:: Data for this exercise ::
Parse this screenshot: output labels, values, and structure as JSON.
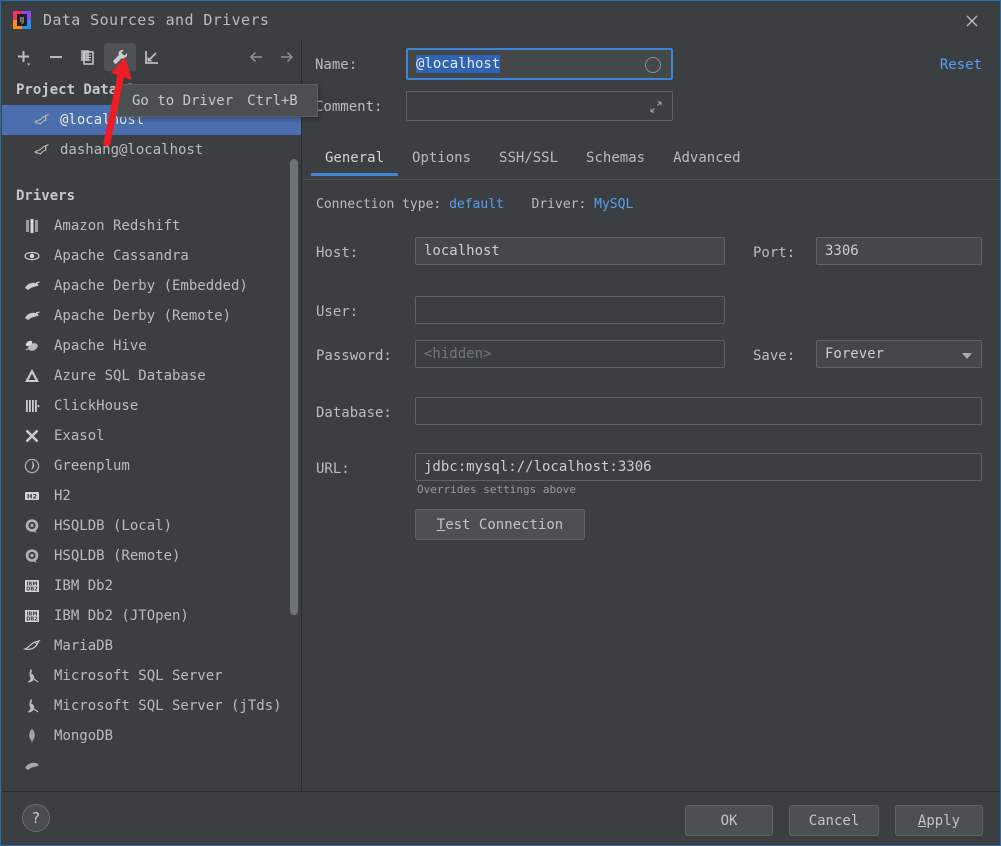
{
  "window": {
    "title": "Data Sources and Drivers",
    "logo_letters": "IJ",
    "close_icon": "close-icon"
  },
  "toolbar": {
    "buttons": [
      {
        "name": "add-button",
        "icon": "plus-icon",
        "active": false
      },
      {
        "name": "remove-button",
        "icon": "minus-icon",
        "active": false
      },
      {
        "name": "duplicate-button",
        "icon": "copy-icon",
        "active": false
      },
      {
        "name": "go-to-driver-button",
        "icon": "wrench-icon",
        "active": true
      },
      {
        "name": "import-button",
        "icon": "import-arrow-icon",
        "active": false
      }
    ],
    "nav": [
      {
        "name": "back-button",
        "icon": "arrow-left-icon"
      },
      {
        "name": "forward-button",
        "icon": "arrow-right-icon"
      }
    ]
  },
  "tooltip": {
    "label": "Go to Driver",
    "shortcut": "Ctrl+B"
  },
  "tree": {
    "project_header": "Project Data Sources",
    "data_sources": [
      {
        "label": "@localhost",
        "icon": "mysql-dolphin-icon",
        "selected": true
      },
      {
        "label": "dashang@localhost",
        "icon": "mysql-dolphin-icon",
        "selected": false
      }
    ],
    "drivers_header": "Drivers",
    "drivers": [
      {
        "label": "Amazon Redshift",
        "icon": "redshift-icon"
      },
      {
        "label": "Apache Cassandra",
        "icon": "cassandra-eye-icon"
      },
      {
        "label": "Apache Derby (Embedded)",
        "icon": "derby-icon"
      },
      {
        "label": "Apache Derby (Remote)",
        "icon": "derby-icon"
      },
      {
        "label": "Apache Hive",
        "icon": "hive-bee-icon"
      },
      {
        "label": "Azure SQL Database",
        "icon": "azure-icon"
      },
      {
        "label": "ClickHouse",
        "icon": "clickhouse-icon"
      },
      {
        "label": "Exasol",
        "icon": "exasol-x-icon"
      },
      {
        "label": "Greenplum",
        "icon": "greenplum-icon"
      },
      {
        "label": "H2",
        "icon": "h2-icon"
      },
      {
        "label": "HSQLDB (Local)",
        "icon": "hsqldb-icon"
      },
      {
        "label": "HSQLDB (Remote)",
        "icon": "hsqldb-icon"
      },
      {
        "label": "IBM Db2",
        "icon": "ibm-db2-icon"
      },
      {
        "label": "IBM Db2 (JTOpen)",
        "icon": "ibm-db2-icon"
      },
      {
        "label": "MariaDB",
        "icon": "mariadb-seal-icon"
      },
      {
        "label": "Microsoft SQL Server",
        "icon": "mssql-icon"
      },
      {
        "label": "Microsoft SQL Server (jTds)",
        "icon": "mssql-icon"
      },
      {
        "label": "MongoDB",
        "icon": "mongodb-leaf-icon"
      }
    ]
  },
  "form": {
    "name_label": "Name:",
    "name_value": "@localhost",
    "reset_label": "Reset",
    "comment_label": "Comment:",
    "comment_value": "",
    "tabs": [
      {
        "label": "General",
        "active": true
      },
      {
        "label": "Options",
        "active": false
      },
      {
        "label": "SSH/SSL",
        "active": false
      },
      {
        "label": "Schemas",
        "active": false
      },
      {
        "label": "Advanced",
        "active": false
      }
    ],
    "connection_type_label": "Connection type:",
    "connection_type_value": "default",
    "driver_label": "Driver:",
    "driver_value": "MySQL",
    "host_label": "Host:",
    "host_value": "localhost",
    "port_label": "Port:",
    "port_value": "3306",
    "user_label": "User:",
    "user_value": "",
    "password_label": "Password:",
    "password_placeholder": "<hidden>",
    "save_label": "Save:",
    "save_value": "Forever",
    "database_label": "Database:",
    "database_value": "",
    "url_label": "URL:",
    "url_value": "jdbc:mysql://localhost:3306",
    "url_hint": "Overrides settings above",
    "test_connection_prefix": "T",
    "test_connection_rest": "est Connection"
  },
  "footer": {
    "help_label": "?",
    "ok_label": "OK",
    "cancel_label": "Cancel",
    "apply_prefix": "A",
    "apply_rest": "pply"
  },
  "colors": {
    "background": "#3c3f41",
    "selection_blue": "#4b6eaf",
    "accent_blue": "#3d86d4",
    "link_blue": "#589df6",
    "text": "#bbbbbb",
    "annotation_red": "#ee1c25"
  }
}
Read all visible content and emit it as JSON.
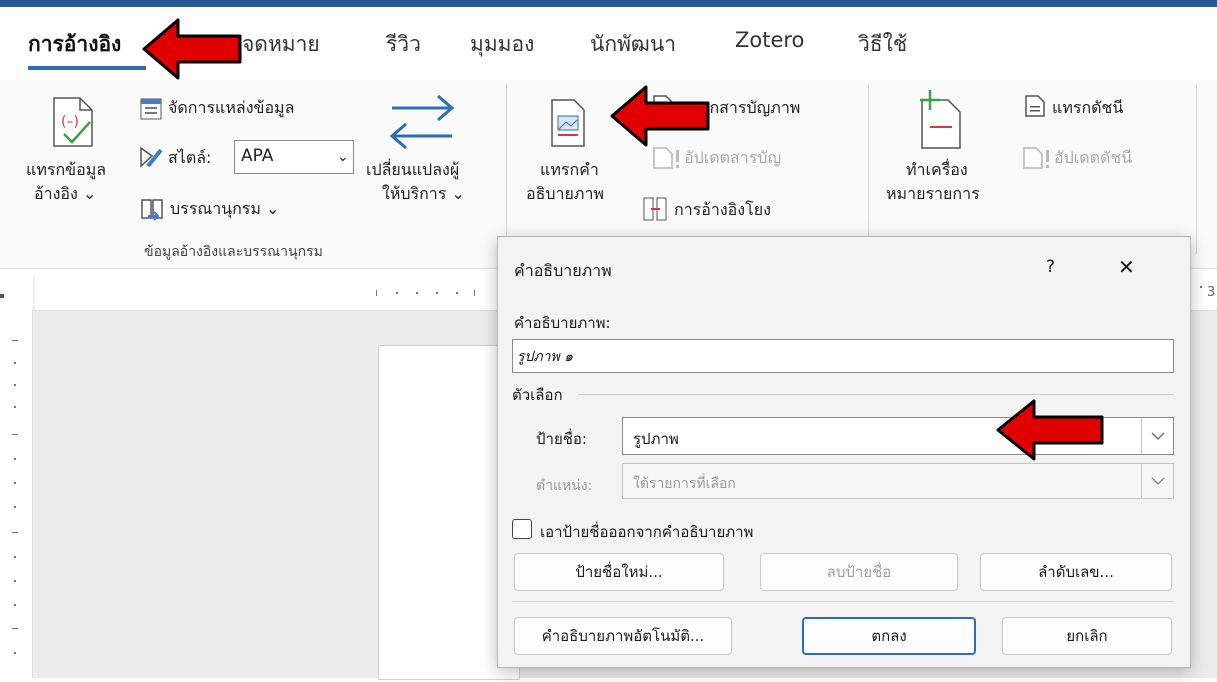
{
  "tabs": [
    {
      "label": "การอ้างอิง",
      "active": true
    },
    {
      "label": "จดหมาย"
    },
    {
      "label": "รีวิว"
    },
    {
      "label": "มุมมอง"
    },
    {
      "label": "นักพัฒนา"
    },
    {
      "label": "Zotero"
    },
    {
      "label": "วิธีใช้"
    }
  ],
  "ribbon": {
    "insert_citation": {
      "line1": "แทรกข้อมูล",
      "line2": "อ้างอิง ⌄"
    },
    "manage_sources": "จัดการแหล่งข้อมูล",
    "style_label": "สไตล์:",
    "style_value": "APA",
    "bibliography": "บรรณานุกรม ⌄",
    "switch_provider": {
      "line1": "เปลี่ยนแปลงผู้",
      "line2": "ให้บริการ ⌄"
    },
    "group_label": "ข้อมูลอ้างอิงและบรรณานุกรม",
    "insert_caption": {
      "line1": "แทรกคำ",
      "line2": "อธิบายภาพ"
    },
    "insert_table_of_figures": "แทรกสารบัญภาพ",
    "update_table": "อัปเดตสารบัญ",
    "cross_reference": "การอ้างอิงโยง",
    "mark_entry": {
      "line1": "ทำเครื่อง",
      "line2": "หมายรายการ"
    },
    "insert_index": "แทรกดัชนี",
    "update_index": "อัปเดตดัชนี"
  },
  "dialog": {
    "title": "คำอธิบายภาพ",
    "help": "?",
    "close": "✕",
    "caption_label": "คำอธิบายภาพ:",
    "caption_value": "รูปภาพ ๑",
    "options_label": "ตัวเลือก",
    "label_label": "ป้ายชื่อ:",
    "label_value": "รูปภาพ",
    "position_label": "ตำแหน่ง:",
    "position_value": "ใต้รายการที่เลือก",
    "exclude_label_text": "เอาป้ายชื่อออกจากคำอธิบายภาพ",
    "exclude_checked": false,
    "new_label_button": "ป้ายชื่อใหม่...",
    "delete_label_button": "ลบป้ายชื่อ",
    "numbering_button": "ลำดับเลข...",
    "autocaption_button": "คำอธิบายภาพอัตโนมัติ...",
    "ok_button": "ตกลง",
    "cancel_button": "ยกเลิก"
  },
  "colors": {
    "accent": "#2f6eb5",
    "annotation_arrow": "#e00000",
    "annotation_outline": "#000000"
  }
}
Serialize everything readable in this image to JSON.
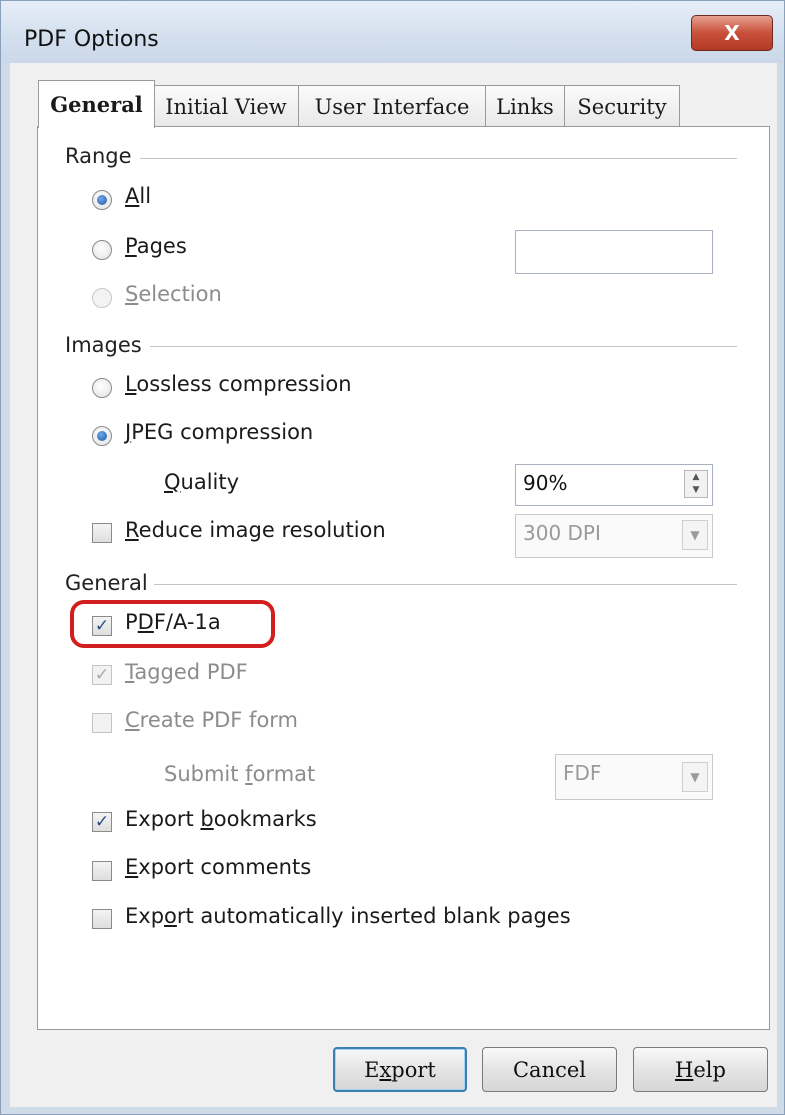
{
  "window": {
    "title": "PDF Options",
    "close_label": "X"
  },
  "tabs": [
    {
      "label": "General",
      "active": true
    },
    {
      "label": "Initial View"
    },
    {
      "label": "User Interface"
    },
    {
      "label": "Links"
    },
    {
      "label": "Security"
    }
  ],
  "range": {
    "heading": "Range",
    "all": {
      "pre": "",
      "key": "A",
      "post": "ll",
      "selected": true
    },
    "pages": {
      "pre": "",
      "key": "P",
      "post": "ages",
      "selected": false,
      "value": ""
    },
    "selection": {
      "pre": "",
      "key": "S",
      "post": "election",
      "selected": false,
      "disabled": true
    }
  },
  "images": {
    "heading": "Images",
    "lossless": {
      "pre": "",
      "key": "L",
      "post": "ossless compression",
      "selected": false
    },
    "jpeg": {
      "pre": "",
      "key": "J",
      "post": "PEG compression",
      "selected": true
    },
    "quality": {
      "pre": "",
      "key": "Q",
      "post": "uality",
      "value": "90%"
    },
    "reduce": {
      "pre": "",
      "key": "R",
      "post": "educe image resolution",
      "checked": false,
      "value": "300 DPI"
    }
  },
  "general": {
    "heading": "General",
    "pdfa": {
      "pre": "P",
      "key": "D",
      "post": "F/A-1a",
      "checked": true
    },
    "tagged": {
      "pre": "",
      "key": "T",
      "post": "agged PDF",
      "checked": true,
      "disabled": true
    },
    "createform": {
      "pre": "",
      "key": "C",
      "post": "reate PDF form",
      "checked": false,
      "disabled": true
    },
    "submit": {
      "pre": "Submit ",
      "key": "f",
      "post": "ormat",
      "value": "FDF",
      "disabled": true
    },
    "bookmarks": {
      "pre": "Export ",
      "key": "b",
      "post": "ookmarks",
      "checked": true
    },
    "comments": {
      "pre": "",
      "key": "E",
      "post": "xport comments",
      "checked": false
    },
    "blankpages": {
      "pre": "Exp",
      "key": "o",
      "post": "rt automatically inserted blank pages",
      "checked": false
    }
  },
  "buttons": {
    "export": {
      "pre": "E",
      "key": "x",
      "post": "port"
    },
    "cancel": "Cancel",
    "help": {
      "pre": "",
      "key": "H",
      "post": "elp"
    }
  },
  "check_mark": "✓",
  "spin_up": "▲",
  "spin_down": "▼",
  "dropdown_arrow": "▼"
}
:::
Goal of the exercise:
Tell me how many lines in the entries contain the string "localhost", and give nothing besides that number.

Exercise response:
5